The trio supplied drugs to customers across West Yorkshire from the flat in Bradford city centre. They were arrested in August 2016 after police officers put the rented apartment under surveillance.

They swooped on Azeem as he left the building in his car, and recovered a number of mobile phones and a set of keys for the property in his pocket.

Shaun Kellett

Shaun Kellett

Police then entered the flat, where they found Kellett vacuuming the floors with the bathroom taps running. Officers believed him to have been flushing drugs away and cleaning up evidence, and arrested him at the scene.

A search of the apartment, which was rented by Anjum, revealed a food blender that had been used to mix drugs with cutting agents, and traces of heroin and cocaine were discovered inside the Henry Hoover. Other drugs paraphernalia including clear plastic bags, scales, masks and heat sealers were also found to be contaminated with heroin.

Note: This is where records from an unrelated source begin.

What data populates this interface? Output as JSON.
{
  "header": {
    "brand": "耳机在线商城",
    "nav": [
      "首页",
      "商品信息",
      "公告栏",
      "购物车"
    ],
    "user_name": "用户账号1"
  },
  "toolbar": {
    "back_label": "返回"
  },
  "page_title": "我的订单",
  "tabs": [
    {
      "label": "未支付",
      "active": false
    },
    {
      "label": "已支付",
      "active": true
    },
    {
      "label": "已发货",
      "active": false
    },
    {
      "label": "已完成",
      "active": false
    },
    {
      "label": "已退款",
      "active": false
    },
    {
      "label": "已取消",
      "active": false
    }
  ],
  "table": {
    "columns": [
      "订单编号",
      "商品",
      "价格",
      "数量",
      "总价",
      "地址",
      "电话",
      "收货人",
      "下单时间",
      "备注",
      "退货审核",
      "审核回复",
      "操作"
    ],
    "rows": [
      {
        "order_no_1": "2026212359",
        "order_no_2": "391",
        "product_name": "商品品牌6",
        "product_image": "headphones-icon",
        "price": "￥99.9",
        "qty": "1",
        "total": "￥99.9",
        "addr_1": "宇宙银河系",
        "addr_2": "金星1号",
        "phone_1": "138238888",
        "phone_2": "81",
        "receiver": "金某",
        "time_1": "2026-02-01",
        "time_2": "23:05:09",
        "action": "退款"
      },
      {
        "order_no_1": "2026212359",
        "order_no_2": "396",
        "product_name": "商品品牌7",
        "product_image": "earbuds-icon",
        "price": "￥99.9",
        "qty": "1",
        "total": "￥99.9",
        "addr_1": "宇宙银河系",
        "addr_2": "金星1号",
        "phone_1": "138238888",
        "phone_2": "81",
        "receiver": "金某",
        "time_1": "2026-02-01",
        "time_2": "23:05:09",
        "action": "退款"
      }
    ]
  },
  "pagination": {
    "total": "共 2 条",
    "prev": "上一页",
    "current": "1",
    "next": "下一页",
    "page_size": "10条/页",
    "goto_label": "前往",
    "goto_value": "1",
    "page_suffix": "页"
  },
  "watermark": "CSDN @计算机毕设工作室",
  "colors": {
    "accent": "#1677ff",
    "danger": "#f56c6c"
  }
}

Around three kilos of class A substances are thought to have been prepared at the flat.

Anjum was arrested later the same day, and a search of his house revealed a quantity of heroin with a street value of £280,000, a converted pistol and six rounds of ammunition hidden under a mattress.

The vacuum cleaner used to dispose of evidence

The vacuum cleaner used to dispose of evidence

Angela McKenna, from the National Crime Agency's Armed Operations Unit, said:

“We believe this investigation has significantly disrupted the activities of a well organised crime group who were responsible for distributing large quantities of class A drugs across West Yorkshire.

“These individuals were involved in serious criminality and given the fact a firearm and ammunition were recovered, they were clearly a danger to the public. We will continue to work with our colleagues from West Yorkshire Police to tackle the violent nature of those involved in this level of criminality.”

Mohammed Abbas Azeem

Mohammed Abbas Azeem